> [WORK REQUIRED]
Show all lines from the data that include the word "done".
-- INFORMATION SHOWN follows --
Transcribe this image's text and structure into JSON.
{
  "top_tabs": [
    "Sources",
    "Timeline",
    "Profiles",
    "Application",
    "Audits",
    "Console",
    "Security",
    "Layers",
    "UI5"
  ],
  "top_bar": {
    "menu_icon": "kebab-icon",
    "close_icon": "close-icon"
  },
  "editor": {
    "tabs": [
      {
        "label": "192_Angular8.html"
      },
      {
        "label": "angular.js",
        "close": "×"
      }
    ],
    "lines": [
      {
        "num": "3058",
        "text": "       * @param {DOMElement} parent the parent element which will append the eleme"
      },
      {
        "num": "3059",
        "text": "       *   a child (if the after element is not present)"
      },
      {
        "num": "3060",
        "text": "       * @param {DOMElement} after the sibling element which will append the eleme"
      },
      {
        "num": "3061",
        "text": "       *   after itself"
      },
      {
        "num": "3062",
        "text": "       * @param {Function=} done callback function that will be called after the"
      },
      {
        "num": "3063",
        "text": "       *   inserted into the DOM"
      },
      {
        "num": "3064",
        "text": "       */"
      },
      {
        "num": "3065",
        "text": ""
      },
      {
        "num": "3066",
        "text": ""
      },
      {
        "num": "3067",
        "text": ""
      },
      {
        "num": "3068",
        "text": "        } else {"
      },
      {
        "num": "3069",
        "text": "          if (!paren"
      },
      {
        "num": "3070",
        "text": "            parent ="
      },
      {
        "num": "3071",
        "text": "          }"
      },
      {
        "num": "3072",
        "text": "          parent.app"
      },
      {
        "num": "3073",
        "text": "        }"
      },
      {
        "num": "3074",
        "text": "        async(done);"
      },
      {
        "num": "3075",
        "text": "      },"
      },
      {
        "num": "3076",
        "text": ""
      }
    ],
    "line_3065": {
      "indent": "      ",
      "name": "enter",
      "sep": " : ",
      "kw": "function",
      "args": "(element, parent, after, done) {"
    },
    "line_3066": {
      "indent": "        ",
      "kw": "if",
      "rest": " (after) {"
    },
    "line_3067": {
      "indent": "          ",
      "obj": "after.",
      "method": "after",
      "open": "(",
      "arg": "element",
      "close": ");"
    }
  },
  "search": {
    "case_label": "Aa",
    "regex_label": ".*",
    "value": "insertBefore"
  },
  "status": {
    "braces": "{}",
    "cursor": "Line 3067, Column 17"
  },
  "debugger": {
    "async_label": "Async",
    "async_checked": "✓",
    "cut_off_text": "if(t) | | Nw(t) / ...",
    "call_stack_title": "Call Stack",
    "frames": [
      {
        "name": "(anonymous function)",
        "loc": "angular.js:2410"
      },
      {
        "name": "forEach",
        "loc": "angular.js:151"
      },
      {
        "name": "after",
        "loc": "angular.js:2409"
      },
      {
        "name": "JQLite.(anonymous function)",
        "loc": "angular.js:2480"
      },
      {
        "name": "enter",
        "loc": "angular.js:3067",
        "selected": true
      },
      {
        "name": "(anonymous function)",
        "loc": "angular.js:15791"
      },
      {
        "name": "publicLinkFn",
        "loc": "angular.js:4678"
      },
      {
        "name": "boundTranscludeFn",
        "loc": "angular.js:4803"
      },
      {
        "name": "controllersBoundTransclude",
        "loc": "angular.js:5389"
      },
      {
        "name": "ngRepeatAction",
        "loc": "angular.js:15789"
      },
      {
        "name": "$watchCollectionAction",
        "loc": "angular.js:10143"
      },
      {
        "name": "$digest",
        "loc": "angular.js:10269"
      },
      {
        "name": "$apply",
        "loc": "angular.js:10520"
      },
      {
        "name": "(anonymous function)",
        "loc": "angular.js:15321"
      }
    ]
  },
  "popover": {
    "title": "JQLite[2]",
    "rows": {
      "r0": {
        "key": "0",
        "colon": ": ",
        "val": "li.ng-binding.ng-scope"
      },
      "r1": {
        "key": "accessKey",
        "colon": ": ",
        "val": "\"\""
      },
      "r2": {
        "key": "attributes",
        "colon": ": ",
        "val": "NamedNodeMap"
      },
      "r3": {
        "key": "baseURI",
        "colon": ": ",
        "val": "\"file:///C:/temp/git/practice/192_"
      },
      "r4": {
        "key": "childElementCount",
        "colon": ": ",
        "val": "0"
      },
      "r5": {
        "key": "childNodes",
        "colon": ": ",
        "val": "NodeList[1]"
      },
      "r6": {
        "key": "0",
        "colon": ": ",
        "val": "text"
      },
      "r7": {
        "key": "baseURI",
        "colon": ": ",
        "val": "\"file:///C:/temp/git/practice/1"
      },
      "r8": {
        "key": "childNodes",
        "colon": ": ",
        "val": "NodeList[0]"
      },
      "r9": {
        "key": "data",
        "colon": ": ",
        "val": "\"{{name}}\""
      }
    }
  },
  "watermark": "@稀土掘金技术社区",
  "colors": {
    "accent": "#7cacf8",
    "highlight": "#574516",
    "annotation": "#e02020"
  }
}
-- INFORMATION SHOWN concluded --
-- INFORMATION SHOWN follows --
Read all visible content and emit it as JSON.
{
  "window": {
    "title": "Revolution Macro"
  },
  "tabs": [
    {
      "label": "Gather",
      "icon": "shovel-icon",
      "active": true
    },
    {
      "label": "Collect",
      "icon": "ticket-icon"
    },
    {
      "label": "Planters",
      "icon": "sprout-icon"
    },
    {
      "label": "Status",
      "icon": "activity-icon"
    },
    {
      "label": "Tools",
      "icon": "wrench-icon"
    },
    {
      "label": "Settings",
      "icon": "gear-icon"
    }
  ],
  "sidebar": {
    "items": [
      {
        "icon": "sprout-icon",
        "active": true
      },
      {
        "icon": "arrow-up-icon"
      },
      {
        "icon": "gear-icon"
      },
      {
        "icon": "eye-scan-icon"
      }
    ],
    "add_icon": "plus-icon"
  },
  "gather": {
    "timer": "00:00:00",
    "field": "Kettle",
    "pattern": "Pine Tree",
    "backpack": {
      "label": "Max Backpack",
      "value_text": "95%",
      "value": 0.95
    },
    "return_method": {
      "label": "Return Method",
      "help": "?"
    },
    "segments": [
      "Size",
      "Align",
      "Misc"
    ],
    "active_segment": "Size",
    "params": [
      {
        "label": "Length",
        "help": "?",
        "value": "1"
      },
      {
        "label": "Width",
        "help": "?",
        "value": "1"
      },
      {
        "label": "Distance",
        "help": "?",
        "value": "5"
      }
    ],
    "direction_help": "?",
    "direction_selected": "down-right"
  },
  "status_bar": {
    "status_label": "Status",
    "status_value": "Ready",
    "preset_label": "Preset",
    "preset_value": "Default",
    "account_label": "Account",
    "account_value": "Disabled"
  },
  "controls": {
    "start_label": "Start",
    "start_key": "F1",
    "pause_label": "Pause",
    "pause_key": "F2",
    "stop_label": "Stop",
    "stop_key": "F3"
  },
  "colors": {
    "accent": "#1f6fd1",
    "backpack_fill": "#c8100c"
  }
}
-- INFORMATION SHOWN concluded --
> [EXERCISE ANSWER]
        "text": "       * @param {Function=} done callback function that will be called after the"
        "text": "        async(done);"
      "args": "(element, parent, after, done) {"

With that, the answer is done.